Satay avenue vendor in Java, Dutch East Indies, c. 1870, utilizing pikulan or carrying baskets utilizing a rod. There are a few enticing ‘grilled meat trolleys’ plying this street: the scent of barbecued hen is tough to go up. Saigon nights might be hot and humid; cool off with a glass of freshly squeezed pomelo juice (nước ép bưởi) at 114 Tran Khac Chan.
Lined with huge concrete electrical energy pylons, Nguyen Thuong Hien is a straight and narrow road leading northeast from District 1. Yellow street lamps poke up above the squat, boxy homes, and tangled electrical energy cables cling in entrance of neon signage like jungle vines.
The scene: Whether or not you are exploring the old walled metropolis on foot or venturing to a locals-only market farther afield, Cartagena de Indias’ avenue food is fascinating because it is a hybrid of Spanish, Caribbean, African, and South American influences.

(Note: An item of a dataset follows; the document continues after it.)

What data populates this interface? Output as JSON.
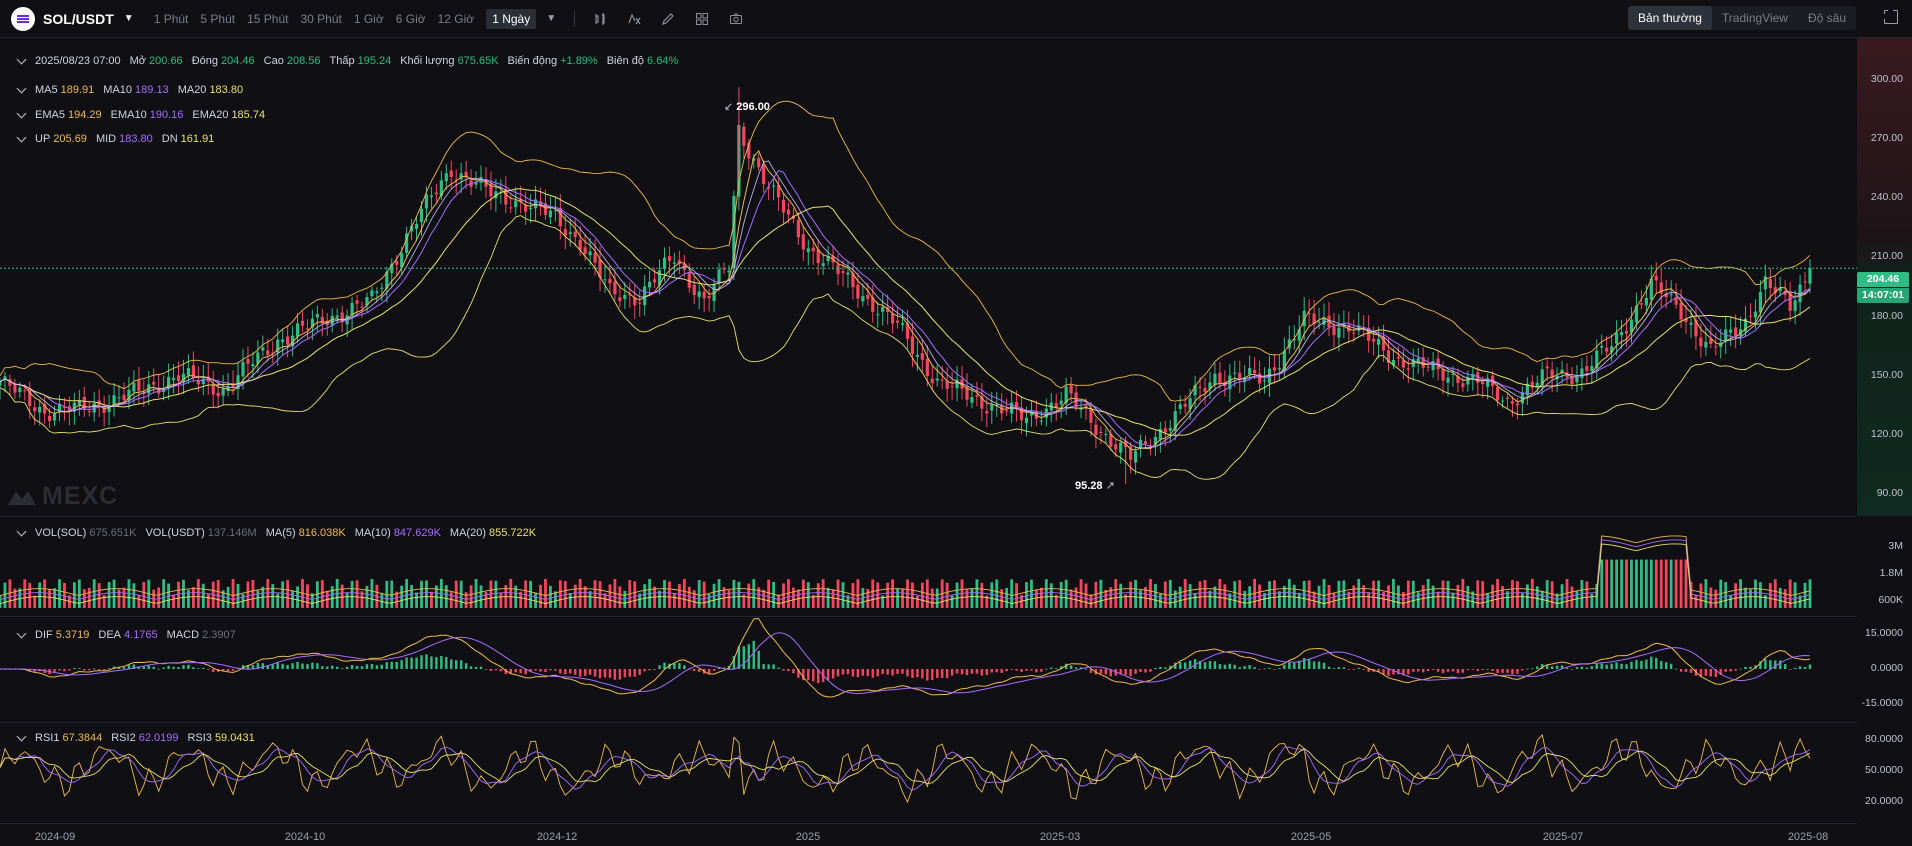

In a city famed for its fabulous road meals, nonetheless, most notable amongst the awards was the one star given to 70-year old street meals legend Jay Fai, whose eponymous restaurant in Banglumphu is famed for its crisp seafood-stuffed a thousand Thai baht (£23) omelettes, probably the most costly road meals dishes on the town.